160 players descended on Harrah’s New Orleans in search of a World Series of Poker Circuit Championship ring, including Kido Pham, Brandon Cantu, Sabyl Cohen and Josh Arieh. Defending champion Louie Esposito took to the felt and survived Day 1, as did multiple WSOP bracelet winner, Josh Arieh, who came through the first day with a massive chip lead over the rest of the field.

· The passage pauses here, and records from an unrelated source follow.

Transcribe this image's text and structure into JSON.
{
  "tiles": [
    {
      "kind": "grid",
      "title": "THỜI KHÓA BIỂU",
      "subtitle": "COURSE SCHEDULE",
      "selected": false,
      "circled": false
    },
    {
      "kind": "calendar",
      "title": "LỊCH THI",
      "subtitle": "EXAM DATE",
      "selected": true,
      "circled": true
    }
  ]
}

2006 WSOP bracelet winner Brandon Cantu took the chip lead early but finished Day 1 with a very short stack. Kido Pham made an unfortunately short day of it in New Orleans. Pham arrived after the tournament had already started, and then got all his money in good with K-K against Payne Farrell in the early afternoon. Farrell called with 6-6, and flopped quads on a board of 8-6-6. Pham did not catch miracle cards on the turn and river, and was eliminated. Also sent to the rail on day 1 were Sabyl Cohen, Eddie Carrado and WSOP Europe runner-up John Tabatabai.
Josh Arieh picked up the chip lead in the afternoon and rode it all the way to the end of Day 1. On a board of Arieh called an all in by an opponent who happily tabled for the turned flush, but Arieh’s made a flopped full house and sent his opponent packing. His big hands kept coming all night, and as the play wound down at the end of Day 1, he busted another pair of opponents in a big pot with small cards.

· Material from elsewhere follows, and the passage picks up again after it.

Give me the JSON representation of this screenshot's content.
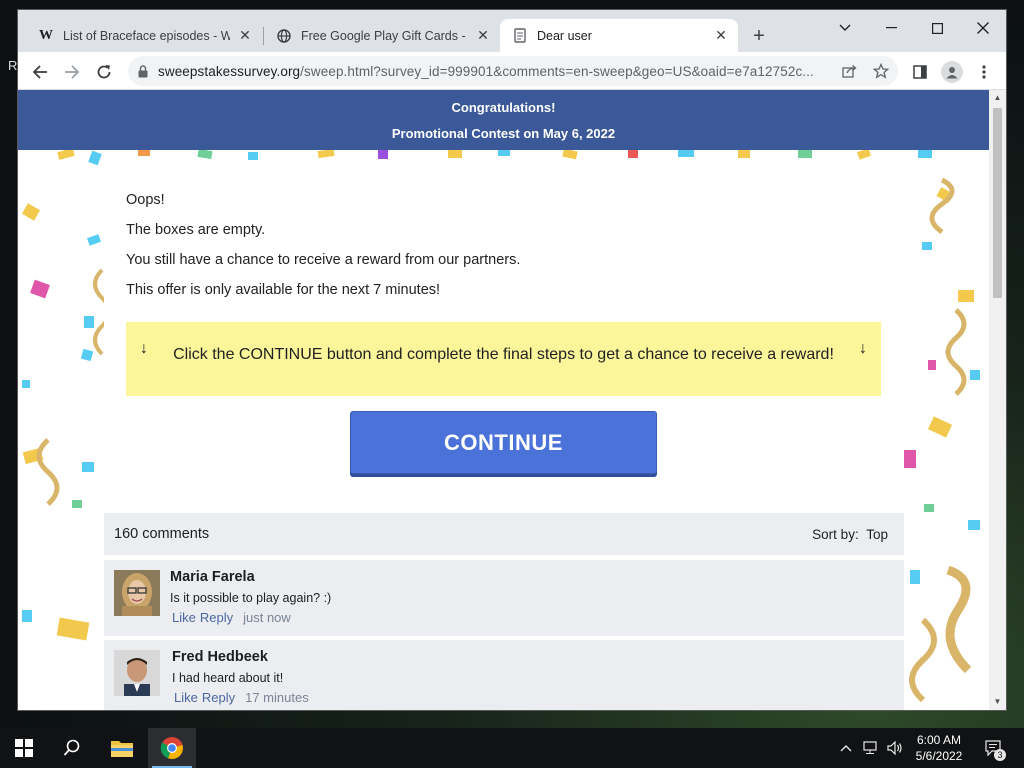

On a flop of one opponent leads out with an all in bet. Arieh calls and one opponent folds. The third player calls off his last few chips, and the players reveal their hands.
Opponent 1 –

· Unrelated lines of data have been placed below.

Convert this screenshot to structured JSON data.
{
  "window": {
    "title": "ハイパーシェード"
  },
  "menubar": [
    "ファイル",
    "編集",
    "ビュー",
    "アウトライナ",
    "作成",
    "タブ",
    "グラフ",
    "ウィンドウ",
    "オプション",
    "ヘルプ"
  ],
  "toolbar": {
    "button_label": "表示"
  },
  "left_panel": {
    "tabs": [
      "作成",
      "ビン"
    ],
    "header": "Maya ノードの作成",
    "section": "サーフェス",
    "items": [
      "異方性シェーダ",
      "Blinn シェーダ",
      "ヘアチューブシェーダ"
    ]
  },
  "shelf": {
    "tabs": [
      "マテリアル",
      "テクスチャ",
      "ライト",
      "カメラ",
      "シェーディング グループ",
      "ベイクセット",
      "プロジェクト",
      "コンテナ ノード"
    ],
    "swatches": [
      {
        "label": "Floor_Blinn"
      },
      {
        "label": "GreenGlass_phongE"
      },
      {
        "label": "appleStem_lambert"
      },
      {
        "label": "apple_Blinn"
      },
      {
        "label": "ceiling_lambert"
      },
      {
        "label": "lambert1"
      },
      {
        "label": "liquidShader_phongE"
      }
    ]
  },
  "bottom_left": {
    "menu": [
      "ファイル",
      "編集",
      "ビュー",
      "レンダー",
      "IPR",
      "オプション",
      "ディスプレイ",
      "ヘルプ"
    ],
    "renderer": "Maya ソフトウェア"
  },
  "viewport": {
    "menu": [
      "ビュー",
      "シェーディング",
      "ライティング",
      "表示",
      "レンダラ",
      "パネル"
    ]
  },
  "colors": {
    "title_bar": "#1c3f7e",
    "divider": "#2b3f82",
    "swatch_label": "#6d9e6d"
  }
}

Opponent 2 –
The turn and river are blanks, and Arieh added to his big stack. Joining Arieh near the top of the leader board at the end of Day 1 were Louie Esposito, who took down the event in 2006 and Andy Philachak, who finished up Day 1 in second place to Arieh. Can the young man from Atlanta claim a WSOP Circuit ring and the $247,680 first place prize? Join us here at PokerWorks for the answer!